After Oslob, South Cebu, we decided to have a side trip to Apo Island, a marine sanctuary where turtles freely swim and where the marine life used to be healthy. It is a very small island, about 1 kilometer in length, lined with healthy corals home to diverse underwater animals. However, the Yolanda typhoon that ravished the country last 2013, destroyed about 90% of the sanctuary. The marine sanctuary that used to be open for the public is currently closed for rehabilitation.
Nevertheless, the rest of the island is still worth the visit, with plenty of turtles feeding close to the beach, quite a number of corals for snorkelling and diving, and the white sand beach perfect for swimming.
Apo Island is located south of Negros, North of Siquijor Island and west of the Island of Cebu. The island can be part of your South Cebu or Siquijor Itinerary.
To get there:
We got to Oslob from South Cebu Terminal in Cebu City by bus and stayed there for three days as part of our South Cebu itinerary. You can get any bus from the South Terminal and go directly to Lilo-an Port.
This is how we got from Oslob to Apo Island:
- Oslob to Lilo-an Port – about 30 minutes bus ride
- Lilo-an Port to Sibulan Port, Negros – 20 minutes by ferry, P62 pesos/person
- Sibulan Port to Dumaguete Bus Terminal – either by a small jeepney with other passengers (20 pesos) or take a tricycle for 100 pesos
- Dumaguete Bus Terminal to Malatapay, Zambuangueta – either by bus for 50 pesos or a small jeepney for 20 pesos. The ride takes about 30 minutes.
- Malatapay, Zambuanguita to Apo Island – about 40 minutes by boat. We were lucky enough to join the locals in a boat and only paid 300 pesos each for the ride. Others have to charter a small boat for 2000 pesos for 4 persons. It is advised to wait for other travellers if you are travelling alone so that you can divide the expenses.
Other fees: Once you enter the Island, you’ll have to pay an environmental fee of 100 pesos, mask for 100 pesos, and a guide for 100 pesos if you wish to swim in the Turtle sanctuary. However, you can do without a guide since the turtles swim everywhere. Of course, basic rules in interacting with the animals apply, as in no touching, no swimming and kicking so hard. Also, remember to keep your distance from the turtles.
Where to Stay:
Apo Island can be visited for a few hours on a day trip. However, we spent a night at Liberty Lodge for 2150 pesos/night. The fee already include free breakfast, lunch, and dinner excluding the drinks. It is located right at the beach on Apo Island. Keep in mind that there is no 24-hour electricity on the island.

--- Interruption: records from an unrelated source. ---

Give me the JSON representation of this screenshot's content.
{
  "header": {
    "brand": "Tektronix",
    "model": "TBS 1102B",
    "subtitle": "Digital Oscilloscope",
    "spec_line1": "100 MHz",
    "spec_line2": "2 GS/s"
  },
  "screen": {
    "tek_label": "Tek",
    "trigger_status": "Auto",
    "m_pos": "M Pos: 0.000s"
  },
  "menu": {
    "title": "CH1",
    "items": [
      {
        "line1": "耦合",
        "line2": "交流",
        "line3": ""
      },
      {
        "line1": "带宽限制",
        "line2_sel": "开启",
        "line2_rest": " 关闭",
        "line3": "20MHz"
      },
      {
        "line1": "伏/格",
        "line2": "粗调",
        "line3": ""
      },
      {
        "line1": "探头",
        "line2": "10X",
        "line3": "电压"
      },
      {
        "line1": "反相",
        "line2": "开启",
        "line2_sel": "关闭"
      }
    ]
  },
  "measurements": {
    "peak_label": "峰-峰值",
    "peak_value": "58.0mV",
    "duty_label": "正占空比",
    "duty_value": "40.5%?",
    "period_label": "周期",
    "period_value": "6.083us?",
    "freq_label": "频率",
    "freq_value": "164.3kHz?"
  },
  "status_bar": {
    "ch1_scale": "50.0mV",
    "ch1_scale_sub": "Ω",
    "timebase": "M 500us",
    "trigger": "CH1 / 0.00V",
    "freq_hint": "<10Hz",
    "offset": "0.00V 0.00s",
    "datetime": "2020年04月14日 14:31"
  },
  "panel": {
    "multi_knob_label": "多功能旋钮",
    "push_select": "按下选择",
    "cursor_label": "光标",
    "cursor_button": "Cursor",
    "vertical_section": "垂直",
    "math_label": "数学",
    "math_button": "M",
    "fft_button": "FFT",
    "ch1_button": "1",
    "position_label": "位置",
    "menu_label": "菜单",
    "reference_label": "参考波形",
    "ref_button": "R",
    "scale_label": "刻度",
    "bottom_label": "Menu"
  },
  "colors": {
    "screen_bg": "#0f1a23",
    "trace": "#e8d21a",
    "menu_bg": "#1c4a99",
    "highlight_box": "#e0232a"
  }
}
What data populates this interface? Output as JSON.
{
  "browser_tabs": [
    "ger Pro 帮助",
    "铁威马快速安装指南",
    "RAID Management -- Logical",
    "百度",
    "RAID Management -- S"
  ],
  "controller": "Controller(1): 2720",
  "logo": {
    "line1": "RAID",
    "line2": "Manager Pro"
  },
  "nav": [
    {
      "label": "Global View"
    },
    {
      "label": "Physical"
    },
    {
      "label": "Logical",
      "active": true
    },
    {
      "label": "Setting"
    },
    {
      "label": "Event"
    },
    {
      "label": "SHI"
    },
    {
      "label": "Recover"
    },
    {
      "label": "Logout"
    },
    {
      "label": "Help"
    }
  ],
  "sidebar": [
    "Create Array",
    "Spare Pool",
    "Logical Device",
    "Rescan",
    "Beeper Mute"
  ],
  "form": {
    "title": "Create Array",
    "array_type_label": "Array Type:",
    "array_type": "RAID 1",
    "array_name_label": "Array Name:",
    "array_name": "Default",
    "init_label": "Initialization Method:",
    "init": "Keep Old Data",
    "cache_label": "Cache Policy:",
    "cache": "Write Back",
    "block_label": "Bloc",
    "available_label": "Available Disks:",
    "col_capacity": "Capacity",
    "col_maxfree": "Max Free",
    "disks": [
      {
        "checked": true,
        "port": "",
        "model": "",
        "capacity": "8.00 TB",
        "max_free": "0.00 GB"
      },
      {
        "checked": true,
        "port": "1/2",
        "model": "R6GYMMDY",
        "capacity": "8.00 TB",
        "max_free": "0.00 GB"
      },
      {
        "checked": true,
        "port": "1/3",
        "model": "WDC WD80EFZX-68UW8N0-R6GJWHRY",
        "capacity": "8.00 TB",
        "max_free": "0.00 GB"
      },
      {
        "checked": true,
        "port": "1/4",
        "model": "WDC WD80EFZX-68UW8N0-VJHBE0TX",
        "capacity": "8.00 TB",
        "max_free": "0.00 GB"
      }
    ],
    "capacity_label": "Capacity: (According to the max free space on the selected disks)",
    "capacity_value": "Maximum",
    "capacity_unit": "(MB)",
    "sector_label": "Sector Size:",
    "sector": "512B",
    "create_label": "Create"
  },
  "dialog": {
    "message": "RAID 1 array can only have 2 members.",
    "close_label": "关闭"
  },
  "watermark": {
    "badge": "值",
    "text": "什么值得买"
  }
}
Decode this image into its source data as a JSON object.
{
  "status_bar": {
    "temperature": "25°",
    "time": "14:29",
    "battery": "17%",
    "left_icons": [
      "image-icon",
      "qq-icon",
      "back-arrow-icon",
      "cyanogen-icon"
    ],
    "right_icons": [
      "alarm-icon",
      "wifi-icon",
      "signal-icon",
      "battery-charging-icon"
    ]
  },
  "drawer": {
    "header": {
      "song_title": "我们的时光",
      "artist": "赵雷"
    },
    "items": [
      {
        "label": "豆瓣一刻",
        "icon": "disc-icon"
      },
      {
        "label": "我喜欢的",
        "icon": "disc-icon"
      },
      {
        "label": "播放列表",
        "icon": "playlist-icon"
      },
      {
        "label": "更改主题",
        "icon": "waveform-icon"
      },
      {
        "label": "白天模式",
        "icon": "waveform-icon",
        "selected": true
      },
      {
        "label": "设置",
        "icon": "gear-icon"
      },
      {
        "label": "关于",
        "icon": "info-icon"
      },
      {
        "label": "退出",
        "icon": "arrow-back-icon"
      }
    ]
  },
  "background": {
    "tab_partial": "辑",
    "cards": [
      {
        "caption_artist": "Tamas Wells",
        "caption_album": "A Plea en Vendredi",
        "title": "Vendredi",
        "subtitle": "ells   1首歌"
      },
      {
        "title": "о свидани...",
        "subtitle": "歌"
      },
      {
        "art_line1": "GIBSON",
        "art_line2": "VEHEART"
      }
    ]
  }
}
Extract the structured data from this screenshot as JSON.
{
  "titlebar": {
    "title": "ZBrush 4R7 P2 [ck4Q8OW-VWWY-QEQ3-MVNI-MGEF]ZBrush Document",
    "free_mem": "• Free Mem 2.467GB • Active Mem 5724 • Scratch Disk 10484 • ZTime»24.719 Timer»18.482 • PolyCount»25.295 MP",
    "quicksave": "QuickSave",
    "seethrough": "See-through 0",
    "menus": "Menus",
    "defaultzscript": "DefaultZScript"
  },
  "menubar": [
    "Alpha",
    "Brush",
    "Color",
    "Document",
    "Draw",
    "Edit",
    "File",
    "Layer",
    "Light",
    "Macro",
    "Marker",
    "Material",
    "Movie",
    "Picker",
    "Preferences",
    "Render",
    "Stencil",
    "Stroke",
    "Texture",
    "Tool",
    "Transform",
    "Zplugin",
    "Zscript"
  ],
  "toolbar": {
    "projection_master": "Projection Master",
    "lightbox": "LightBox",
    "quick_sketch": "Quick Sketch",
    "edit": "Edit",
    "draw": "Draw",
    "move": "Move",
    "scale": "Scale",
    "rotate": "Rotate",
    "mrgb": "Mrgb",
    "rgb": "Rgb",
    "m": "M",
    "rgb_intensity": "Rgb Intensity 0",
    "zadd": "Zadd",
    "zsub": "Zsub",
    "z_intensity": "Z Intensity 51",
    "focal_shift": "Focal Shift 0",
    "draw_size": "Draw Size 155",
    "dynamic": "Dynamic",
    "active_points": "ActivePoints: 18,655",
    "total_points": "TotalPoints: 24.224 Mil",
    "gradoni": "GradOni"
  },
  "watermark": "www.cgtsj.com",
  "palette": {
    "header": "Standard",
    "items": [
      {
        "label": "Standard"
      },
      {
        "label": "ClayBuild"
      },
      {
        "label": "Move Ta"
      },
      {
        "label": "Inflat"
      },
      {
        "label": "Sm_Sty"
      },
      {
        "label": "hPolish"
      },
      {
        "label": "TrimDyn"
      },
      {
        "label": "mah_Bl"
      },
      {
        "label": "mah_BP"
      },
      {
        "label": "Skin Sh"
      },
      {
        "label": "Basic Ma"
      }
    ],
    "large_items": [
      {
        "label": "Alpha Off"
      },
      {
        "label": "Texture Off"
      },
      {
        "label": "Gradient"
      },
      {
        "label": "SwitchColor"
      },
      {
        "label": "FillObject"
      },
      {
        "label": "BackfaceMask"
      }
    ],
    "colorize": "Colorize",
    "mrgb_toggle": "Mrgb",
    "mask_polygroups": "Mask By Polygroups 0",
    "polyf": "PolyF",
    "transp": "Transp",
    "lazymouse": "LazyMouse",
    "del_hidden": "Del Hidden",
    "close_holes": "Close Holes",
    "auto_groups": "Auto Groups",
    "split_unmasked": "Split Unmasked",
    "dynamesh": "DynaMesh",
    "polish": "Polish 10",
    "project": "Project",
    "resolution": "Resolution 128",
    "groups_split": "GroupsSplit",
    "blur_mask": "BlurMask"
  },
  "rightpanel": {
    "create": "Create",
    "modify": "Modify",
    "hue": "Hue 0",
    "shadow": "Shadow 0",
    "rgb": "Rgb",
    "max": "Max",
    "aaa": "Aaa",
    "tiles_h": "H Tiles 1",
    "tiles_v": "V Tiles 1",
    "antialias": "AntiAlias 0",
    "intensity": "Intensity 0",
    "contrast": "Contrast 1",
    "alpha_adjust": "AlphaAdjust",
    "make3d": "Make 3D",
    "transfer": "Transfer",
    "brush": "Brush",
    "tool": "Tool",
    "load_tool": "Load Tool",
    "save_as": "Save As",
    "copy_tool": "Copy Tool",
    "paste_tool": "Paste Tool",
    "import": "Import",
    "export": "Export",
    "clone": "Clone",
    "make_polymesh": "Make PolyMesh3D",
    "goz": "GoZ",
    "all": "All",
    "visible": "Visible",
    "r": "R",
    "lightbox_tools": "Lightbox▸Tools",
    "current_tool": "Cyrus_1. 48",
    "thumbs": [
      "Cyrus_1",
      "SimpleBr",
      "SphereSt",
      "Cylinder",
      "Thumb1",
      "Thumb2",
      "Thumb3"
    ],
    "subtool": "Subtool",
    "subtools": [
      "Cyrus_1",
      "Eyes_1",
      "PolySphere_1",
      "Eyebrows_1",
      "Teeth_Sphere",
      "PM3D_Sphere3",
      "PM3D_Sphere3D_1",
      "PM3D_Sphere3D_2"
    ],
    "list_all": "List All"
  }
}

Power goes off at 9pm to 9am.
What to do:
- Swimming with the Turtles
Turtles are everywhere. You can easily spot 2 to 3 turtles at a time. The giant turtles are easily distracted and tend to swim away from any perceived threat, so please approach them gently.
- Visit the Marine Sanctuary
On the other side of the island is the Apo Island Marine Sanctuary. It is currently closed from guests for rehabilitation. I had the privilege of snorkelling that area for three days about 7 years ago before the typhoon hit. It was dubbed as one of the most diverse sanctuaries, boasting different species of colorful fishes and corals. But now, 90% of it was lost after the typhoon. Needless to say, this visit was a bit emotional for me.
- Sunsets at the Apo Island resort
Hidden away by cliffs, the Apo Island Resort seemed to be a perfect private area to watch the sunset. The iconic rock on the water is also good for jumping and diving by the more adventurous ones.
Overall, Apo Island is still worth the second visit. Although the community has grown, it still maintained its untouched nature. The people there are trying their best to preserve the island.
Has anyone tried the day trip to Apo Island? Or have been there before the typhoon struck? Share your experiences in the comments below.